Instructions for the task: For this exercise, restate every line below word for word and drop the images.

Stored items:
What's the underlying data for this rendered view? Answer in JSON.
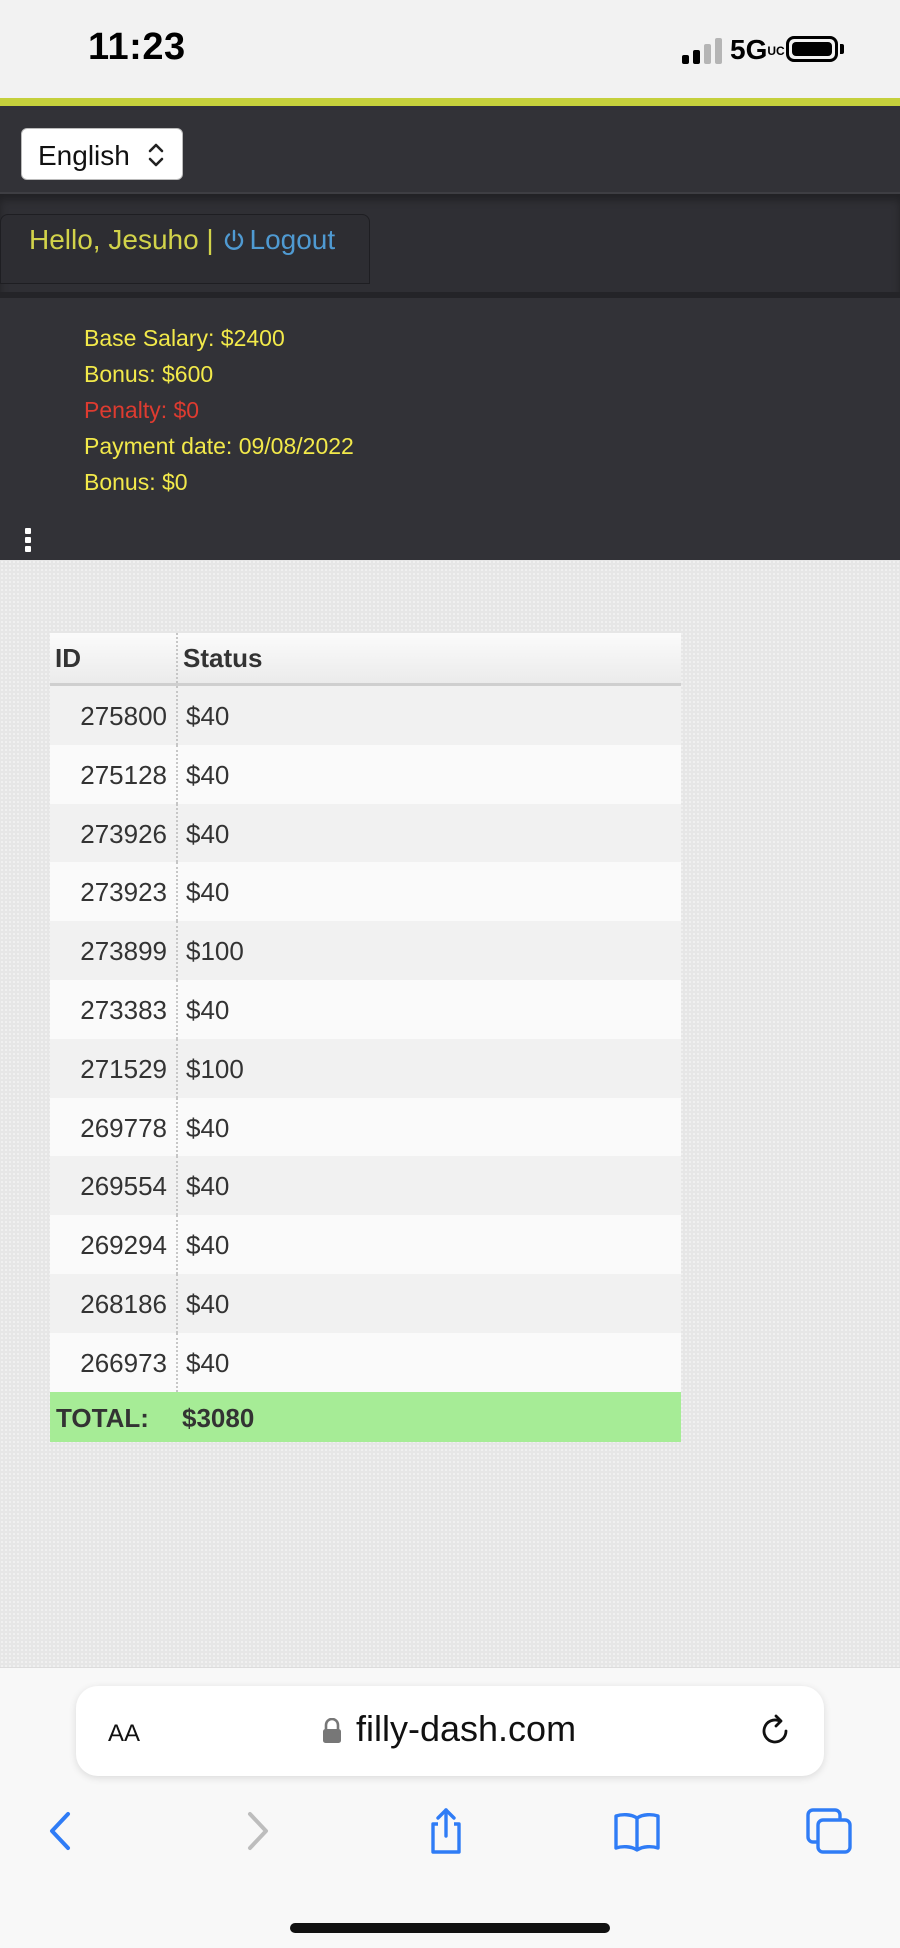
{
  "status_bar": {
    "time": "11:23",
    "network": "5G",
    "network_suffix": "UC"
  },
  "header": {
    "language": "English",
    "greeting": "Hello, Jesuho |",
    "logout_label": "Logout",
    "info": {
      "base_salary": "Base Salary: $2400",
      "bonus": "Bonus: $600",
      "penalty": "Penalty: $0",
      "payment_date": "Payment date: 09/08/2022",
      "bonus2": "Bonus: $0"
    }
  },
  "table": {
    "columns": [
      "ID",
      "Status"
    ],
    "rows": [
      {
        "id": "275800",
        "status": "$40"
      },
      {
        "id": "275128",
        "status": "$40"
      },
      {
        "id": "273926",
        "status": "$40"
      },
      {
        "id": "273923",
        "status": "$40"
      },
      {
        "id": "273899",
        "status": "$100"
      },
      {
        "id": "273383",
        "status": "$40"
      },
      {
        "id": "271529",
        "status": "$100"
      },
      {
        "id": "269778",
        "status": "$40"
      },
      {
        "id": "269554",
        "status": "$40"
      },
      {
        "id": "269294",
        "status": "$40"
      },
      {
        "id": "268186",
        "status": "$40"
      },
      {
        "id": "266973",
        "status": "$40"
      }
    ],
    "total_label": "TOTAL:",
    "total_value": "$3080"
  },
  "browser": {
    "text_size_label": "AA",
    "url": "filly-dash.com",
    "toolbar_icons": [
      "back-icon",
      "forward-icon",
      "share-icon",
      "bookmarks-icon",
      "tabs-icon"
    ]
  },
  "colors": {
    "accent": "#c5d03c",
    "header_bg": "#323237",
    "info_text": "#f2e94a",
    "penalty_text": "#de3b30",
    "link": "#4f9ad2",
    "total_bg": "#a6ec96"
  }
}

Task answer:
What's the underlying data for this rendered view? Answer in JSON.
{
  "status_bar": {
    "time": "11:23",
    "network": "5G",
    "network_suffix": "UC"
  },
  "header": {
    "language": "English",
    "greeting": "Hello, Jesuho |",
    "logout_label": "Logout",
    "info": {
      "base_salary": "Base Salary: $2400",
      "bonus": "Bonus: $600",
      "penalty": "Penalty: $0",
      "payment_date": "Payment date: 09/08/2022",
      "bonus2": "Bonus: $0"
    }
  },
  "table": {
    "columns": [
      "ID",
      "Status"
    ],
    "rows": [
      {
        "id": "275800",
        "status": "$40"
      },
      {
        "id": "275128",
        "status": "$40"
      },
      {
        "id": "273926",
        "status": "$40"
      },
      {
        "id": "273923",
        "status": "$40"
      },
      {
        "id": "273899",
        "status": "$100"
      },
      {
        "id": "273383",
        "status": "$40"
      },
      {
        "id": "271529",
        "status": "$100"
      },
      {
        "id": "269778",
        "status": "$40"
      },
      {
        "id": "269554",
        "status": "$40"
      },
      {
        "id": "269294",
        "status": "$40"
      },
      {
        "id": "268186",
        "status": "$40"
      },
      {
        "id": "266973",
        "status": "$40"
      }
    ],
    "total_label": "TOTAL:",
    "total_value": "$3080"
  },
  "browser": {
    "text_size_label": "AA",
    "url": "filly-dash.com",
    "toolbar_icons": [
      "back-icon",
      "forward-icon",
      "share-icon",
      "bookmarks-icon",
      "tabs-icon"
    ]
  },
  "colors": {
    "accent": "#c5d03c",
    "header_bg": "#323237",
    "info_text": "#f2e94a",
    "penalty_text": "#de3b30",
    "link": "#4f9ad2",
    "total_bg": "#a6ec96"
  }
}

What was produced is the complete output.